Anne is a former teacher, who frequently took painting classes to offset her left-brain world of high school math and computer science. She especially enjoyed watercolor, but as she explains, “teaching is very demanding and leaves little time for other pursuits.” It wasn’t until Anne retired several years ago that she was able to focus on her interest more fully. “One of the huge rewards of retirement,” she says, “is the availability of time to spend on things we love, like creating art.”
Anne Coffey - Artist Statement
I have always loved “making art.” But, growing up in the Midwest in the 50’s, I thought my life choices involved nursing, secretarial work, or teaching. Luckily for me, I loved teaching and spent most of my teaching career with teenagers. Great fun!

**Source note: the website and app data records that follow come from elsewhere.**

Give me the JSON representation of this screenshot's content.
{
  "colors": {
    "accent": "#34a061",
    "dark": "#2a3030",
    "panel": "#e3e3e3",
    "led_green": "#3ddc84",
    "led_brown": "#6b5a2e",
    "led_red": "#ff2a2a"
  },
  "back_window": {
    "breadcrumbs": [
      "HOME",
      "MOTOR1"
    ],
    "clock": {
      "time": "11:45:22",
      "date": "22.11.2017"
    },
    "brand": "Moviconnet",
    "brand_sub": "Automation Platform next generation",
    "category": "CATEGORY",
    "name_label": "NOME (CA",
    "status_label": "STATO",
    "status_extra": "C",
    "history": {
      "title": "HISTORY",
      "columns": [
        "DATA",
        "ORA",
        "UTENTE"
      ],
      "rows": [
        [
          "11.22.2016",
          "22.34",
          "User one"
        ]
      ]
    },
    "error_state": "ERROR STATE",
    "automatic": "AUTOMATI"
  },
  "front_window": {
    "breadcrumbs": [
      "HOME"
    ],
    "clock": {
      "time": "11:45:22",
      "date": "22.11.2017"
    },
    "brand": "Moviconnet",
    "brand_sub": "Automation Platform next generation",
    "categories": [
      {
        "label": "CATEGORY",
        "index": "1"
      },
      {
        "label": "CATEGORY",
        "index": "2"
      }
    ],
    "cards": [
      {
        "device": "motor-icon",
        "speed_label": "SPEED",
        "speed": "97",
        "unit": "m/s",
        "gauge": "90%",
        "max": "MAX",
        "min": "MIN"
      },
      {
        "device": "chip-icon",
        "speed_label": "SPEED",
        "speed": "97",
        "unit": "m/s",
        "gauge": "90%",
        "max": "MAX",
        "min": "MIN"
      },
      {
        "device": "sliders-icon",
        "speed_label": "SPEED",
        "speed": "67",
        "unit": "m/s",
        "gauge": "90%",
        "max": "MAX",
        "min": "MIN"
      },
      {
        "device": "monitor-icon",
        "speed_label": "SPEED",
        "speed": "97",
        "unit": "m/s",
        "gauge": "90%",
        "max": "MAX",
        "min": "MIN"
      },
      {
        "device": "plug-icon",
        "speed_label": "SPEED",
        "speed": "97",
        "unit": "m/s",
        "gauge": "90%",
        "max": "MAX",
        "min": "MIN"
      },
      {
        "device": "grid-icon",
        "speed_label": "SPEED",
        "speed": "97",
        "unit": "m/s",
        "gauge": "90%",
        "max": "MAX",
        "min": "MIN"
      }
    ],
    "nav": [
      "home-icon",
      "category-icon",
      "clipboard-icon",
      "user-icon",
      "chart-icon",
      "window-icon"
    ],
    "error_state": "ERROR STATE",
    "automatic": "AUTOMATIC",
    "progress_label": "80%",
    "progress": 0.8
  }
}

Interestingly enough, I chose math as my concentration. There is a lot of correlation between math and art, mostly involving patterns. I constantly find myself noticing patterns around me…..in nature, in shadows, in skies. I’ve recently been working with watercolor and collage, mostly using patterns. With collage I unexpectedly found that I like abstract patterning and much of my recent work reflects that.
I’m drawn to watercolor. As unnerving as it can be, I rather like the fact that I am never at any time quite certain what the end result is going to look like! The vibrancy of watercolor, the movement and the mingling of the paint….lovely. And it’s such a thrill when a piece I’ve made really pleases me.
Alexandra K. Sellon - Artist Statement
For me, painting begins with an ink drawing as a kind of armature for the watercolor washes and pungent chalk overlays that follow.
I like to draw in nature, Branford Point or Stony Creek here in Connecticut, but also in transit to other climes, particularly on trains. I've always done these ink drawings that subsequently were painted at home, a visual in which to sink back to the moment when the drawing was done, unfurl the paint and let something new come out, like a bud holding its color till the water and the brush releases it.
The first time painting in watercolor I saw and liked the effect water has on pigment: first, a sparkling mix, then something fluxes and takes form, and provides a surprise for the eye and mind...it seems as though the artist, supposedly in control, is actually in league with another creature: nature itself.